* **What the exercise asks**:
Your response should consist of the data that follows, repeated in full without alteration.

——————

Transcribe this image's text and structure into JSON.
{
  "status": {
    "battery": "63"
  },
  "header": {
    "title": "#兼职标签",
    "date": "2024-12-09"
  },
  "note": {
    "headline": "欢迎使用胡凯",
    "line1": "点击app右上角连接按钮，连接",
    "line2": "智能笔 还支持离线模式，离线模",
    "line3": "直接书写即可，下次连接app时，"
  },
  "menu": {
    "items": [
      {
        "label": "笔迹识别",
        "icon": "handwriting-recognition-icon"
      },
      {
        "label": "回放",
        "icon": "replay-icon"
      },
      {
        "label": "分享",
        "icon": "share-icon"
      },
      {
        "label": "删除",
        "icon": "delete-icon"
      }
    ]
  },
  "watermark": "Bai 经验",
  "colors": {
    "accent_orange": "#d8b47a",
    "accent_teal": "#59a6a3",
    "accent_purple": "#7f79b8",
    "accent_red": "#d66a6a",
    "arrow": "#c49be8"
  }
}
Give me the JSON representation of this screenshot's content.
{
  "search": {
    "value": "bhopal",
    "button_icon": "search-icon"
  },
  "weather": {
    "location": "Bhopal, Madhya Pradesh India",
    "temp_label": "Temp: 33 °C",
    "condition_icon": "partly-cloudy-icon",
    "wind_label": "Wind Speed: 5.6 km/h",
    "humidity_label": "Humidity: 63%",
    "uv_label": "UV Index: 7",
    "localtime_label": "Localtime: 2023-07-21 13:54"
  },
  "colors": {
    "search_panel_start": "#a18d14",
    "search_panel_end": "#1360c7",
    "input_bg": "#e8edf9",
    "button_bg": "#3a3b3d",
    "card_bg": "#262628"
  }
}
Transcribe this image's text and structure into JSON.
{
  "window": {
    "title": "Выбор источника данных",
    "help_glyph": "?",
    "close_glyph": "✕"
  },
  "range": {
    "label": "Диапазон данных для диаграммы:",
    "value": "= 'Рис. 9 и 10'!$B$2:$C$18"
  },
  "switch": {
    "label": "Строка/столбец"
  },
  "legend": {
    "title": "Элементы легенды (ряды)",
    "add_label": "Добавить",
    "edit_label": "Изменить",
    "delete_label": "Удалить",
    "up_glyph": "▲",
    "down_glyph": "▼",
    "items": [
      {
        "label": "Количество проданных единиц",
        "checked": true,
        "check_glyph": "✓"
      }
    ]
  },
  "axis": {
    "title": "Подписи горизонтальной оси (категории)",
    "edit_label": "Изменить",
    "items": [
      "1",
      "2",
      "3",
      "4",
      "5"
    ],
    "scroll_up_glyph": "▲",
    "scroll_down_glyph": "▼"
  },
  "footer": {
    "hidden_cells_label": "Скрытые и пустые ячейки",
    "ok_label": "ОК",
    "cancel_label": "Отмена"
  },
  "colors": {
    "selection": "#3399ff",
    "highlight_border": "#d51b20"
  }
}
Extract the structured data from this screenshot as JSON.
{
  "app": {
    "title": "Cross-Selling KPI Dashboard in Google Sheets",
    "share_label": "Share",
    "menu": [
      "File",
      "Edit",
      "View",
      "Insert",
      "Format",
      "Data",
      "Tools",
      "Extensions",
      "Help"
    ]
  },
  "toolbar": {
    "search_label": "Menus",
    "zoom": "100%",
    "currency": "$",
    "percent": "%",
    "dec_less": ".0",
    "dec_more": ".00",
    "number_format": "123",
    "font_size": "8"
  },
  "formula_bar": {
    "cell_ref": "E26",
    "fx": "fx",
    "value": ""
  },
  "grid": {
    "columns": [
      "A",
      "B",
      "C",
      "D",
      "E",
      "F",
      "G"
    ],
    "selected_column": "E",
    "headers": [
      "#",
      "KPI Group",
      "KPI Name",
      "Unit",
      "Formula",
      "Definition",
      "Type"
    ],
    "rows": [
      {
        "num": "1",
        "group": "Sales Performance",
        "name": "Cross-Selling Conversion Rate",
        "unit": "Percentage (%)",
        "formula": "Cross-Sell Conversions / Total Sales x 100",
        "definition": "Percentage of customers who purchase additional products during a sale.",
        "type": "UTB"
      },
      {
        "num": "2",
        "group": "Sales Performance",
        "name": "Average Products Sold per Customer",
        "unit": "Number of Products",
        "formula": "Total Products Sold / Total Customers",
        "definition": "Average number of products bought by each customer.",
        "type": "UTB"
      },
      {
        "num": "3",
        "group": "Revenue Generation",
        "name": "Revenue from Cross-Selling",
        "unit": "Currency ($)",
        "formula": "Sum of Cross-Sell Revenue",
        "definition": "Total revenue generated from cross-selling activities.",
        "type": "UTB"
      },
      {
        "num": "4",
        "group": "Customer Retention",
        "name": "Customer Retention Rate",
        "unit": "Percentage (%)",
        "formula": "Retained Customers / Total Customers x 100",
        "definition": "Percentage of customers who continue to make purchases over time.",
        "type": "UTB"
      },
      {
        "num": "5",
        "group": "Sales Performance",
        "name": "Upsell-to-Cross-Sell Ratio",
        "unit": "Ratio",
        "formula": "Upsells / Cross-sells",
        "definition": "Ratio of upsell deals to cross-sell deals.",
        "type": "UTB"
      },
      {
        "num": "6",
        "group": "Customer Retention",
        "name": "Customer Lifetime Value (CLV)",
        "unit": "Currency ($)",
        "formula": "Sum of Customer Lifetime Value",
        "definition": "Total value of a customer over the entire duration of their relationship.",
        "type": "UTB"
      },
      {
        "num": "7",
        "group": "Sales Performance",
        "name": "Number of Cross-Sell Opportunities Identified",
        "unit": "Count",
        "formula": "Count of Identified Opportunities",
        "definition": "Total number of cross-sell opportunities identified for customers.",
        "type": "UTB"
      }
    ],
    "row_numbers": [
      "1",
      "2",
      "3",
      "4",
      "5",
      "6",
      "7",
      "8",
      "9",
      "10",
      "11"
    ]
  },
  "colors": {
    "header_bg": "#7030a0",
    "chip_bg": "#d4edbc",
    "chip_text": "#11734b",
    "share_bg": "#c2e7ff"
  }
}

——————

* **Answer to this task**:
Transcribe this image's text and structure into JSON.
{
  "status": {
    "battery": "63"
  },
  "header": {
    "title": "#兼职标签",
    "date": "2024-12-09"
  },
  "note": {
    "headline": "欢迎使用胡凯",
    "line1": "点击app右上角连接按钮，连接",
    "line2": "智能笔 还支持离线模式，离线模",
    "line3": "直接书写即可，下次连接app时，"
  },
  "menu": {
    "items": [
      {
        "label": "笔迹识别",
        "icon": "handwriting-recognition-icon"
      },
      {
        "label": "回放",
        "icon": "replay-icon"
      },
      {
        "label": "分享",
        "icon": "share-icon"
      },
      {
        "label": "删除",
        "icon": "delete-icon"
      }
    ]
  },
  "watermark": "Bai 经验",
  "colors": {
    "accent_orange": "#d8b47a",
    "accent_teal": "#59a6a3",
    "accent_purple": "#7f79b8",
    "accent_red": "#d66a6a",
    "arrow": "#c49be8"
  }
}
Give me the JSON representation of this screenshot's content.
{
  "search": {
    "value": "bhopal",
    "button_icon": "search-icon"
  },
  "weather": {
    "location": "Bhopal, Madhya Pradesh India",
    "temp_label": "Temp: 33 °C",
    "condition_icon": "partly-cloudy-icon",
    "wind_label": "Wind Speed: 5.6 km/h",
    "humidity_label": "Humidity: 63%",
    "uv_label": "UV Index: 7",
    "localtime_label": "Localtime: 2023-07-21 13:54"
  },
  "colors": {
    "search_panel_start": "#a18d14",
    "search_panel_end": "#1360c7",
    "input_bg": "#e8edf9",
    "button_bg": "#3a3b3d",
    "card_bg": "#262628"
  }
}
Transcribe this image's text and structure into JSON.
{
  "window": {
    "title": "Выбор источника данных",
    "help_glyph": "?",
    "close_glyph": "✕"
  },
  "range": {
    "label": "Диапазон данных для диаграммы:",
    "value": "= 'Рис. 9 и 10'!$B$2:$C$18"
  },
  "switch": {
    "label": "Строка/столбец"
  },
  "legend": {
    "title": "Элементы легенды (ряды)",
    "add_label": "Добавить",
    "edit_label": "Изменить",
    "delete_label": "Удалить",
    "up_glyph": "▲",
    "down_glyph": "▼",
    "items": [
      {
        "label": "Количество проданных единиц",
        "checked": true,
        "check_glyph": "✓"
      }
    ]
  },
  "axis": {
    "title": "Подписи горизонтальной оси (категории)",
    "edit_label": "Изменить",
    "items": [
      "1",
      "2",
      "3",
      "4",
      "5"
    ],
    "scroll_up_glyph": "▲",
    "scroll_down_glyph": "▼"
  },
  "footer": {
    "hidden_cells_label": "Скрытые и пустые ячейки",
    "ok_label": "ОК",
    "cancel_label": "Отмена"
  },
  "colors": {
    "selection": "#3399ff",
    "highlight_border": "#d51b20"
  }
}
Extract the structured data from this screenshot as JSON.
{
  "app": {
    "title": "Cross-Selling KPI Dashboard in Google Sheets",
    "share_label": "Share",
    "menu": [
      "File",
      "Edit",
      "View",
      "Insert",
      "Format",
      "Data",
      "Tools",
      "Extensions",
      "Help"
    ]
  },
  "toolbar": {
    "search_label": "Menus",
    "zoom": "100%",
    "currency": "$",
    "percent": "%",
    "dec_less": ".0",
    "dec_more": ".00",
    "number_format": "123",
    "font_size": "8"
  },
  "formula_bar": {
    "cell_ref": "E26",
    "fx": "fx",
    "value": ""
  },
  "grid": {
    "columns": [
      "A",
      "B",
      "C",
      "D",
      "E",
      "F",
      "G"
    ],
    "selected_column": "E",
    "headers": [
      "#",
      "KPI Group",
      "KPI Name",
      "Unit",
      "Formula",
      "Definition",
      "Type"
    ],
    "rows": [
      {
        "num": "1",
        "group": "Sales Performance",
        "name": "Cross-Selling Conversion Rate",
        "unit": "Percentage (%)",
        "formula": "Cross-Sell Conversions / Total Sales x 100",
        "definition": "Percentage of customers who purchase additional products during a sale.",
        "type": "UTB"
      },
      {
        "num": "2",
        "group": "Sales Performance",
        "name": "Average Products Sold per Customer",
        "unit": "Number of Products",
        "formula": "Total Products Sold / Total Customers",
        "definition": "Average number of products bought by each customer.",
        "type": "UTB"
      },
      {
        "num": "3",
        "group": "Revenue Generation",
        "name": "Revenue from Cross-Selling",
        "unit": "Currency ($)",
        "formula": "Sum of Cross-Sell Revenue",
        "definition": "Total revenue generated from cross-selling activities.",
        "type": "UTB"
      },
      {
        "num": "4",
        "group": "Customer Retention",
        "name": "Customer Retention Rate",
        "unit": "Percentage (%)",
        "formula": "Retained Customers / Total Customers x 100",
        "definition": "Percentage of customers who continue to make purchases over time.",
        "type": "UTB"
      },
      {
        "num": "5",
        "group": "Sales Performance",
        "name": "Upsell-to-Cross-Sell Ratio",
        "unit": "Ratio",
        "formula": "Upsells / Cross-sells",
        "definition": "Ratio of upsell deals to cross-sell deals.",
        "type": "UTB"
      },
      {
        "num": "6",
        "group": "Customer Retention",
        "name": "Customer Lifetime Value (CLV)",
        "unit": "Currency ($)",
        "formula": "Sum of Customer Lifetime Value",
        "definition": "Total value of a customer over the entire duration of their relationship.",
        "type": "UTB"
      },
      {
        "num": "7",
        "group": "Sales Performance",
        "name": "Number of Cross-Sell Opportunities Identified",
        "unit": "Count",
        "formula": "Count of Identified Opportunities",
        "definition": "Total number of cross-sell opportunities identified for customers.",
        "type": "UTB"
      }
    ],
    "row_numbers": [
      "1",
      "2",
      "3",
      "4",
      "5",
      "6",
      "7",
      "8",
      "9",
      "10",
      "11"
    ]
  },
  "colors": {
    "header_bg": "#7030a0",
    "chip_bg": "#d4edbc",
    "chip_text": "#11734b",
    "share_bg": "#c2e7ff"
  }
}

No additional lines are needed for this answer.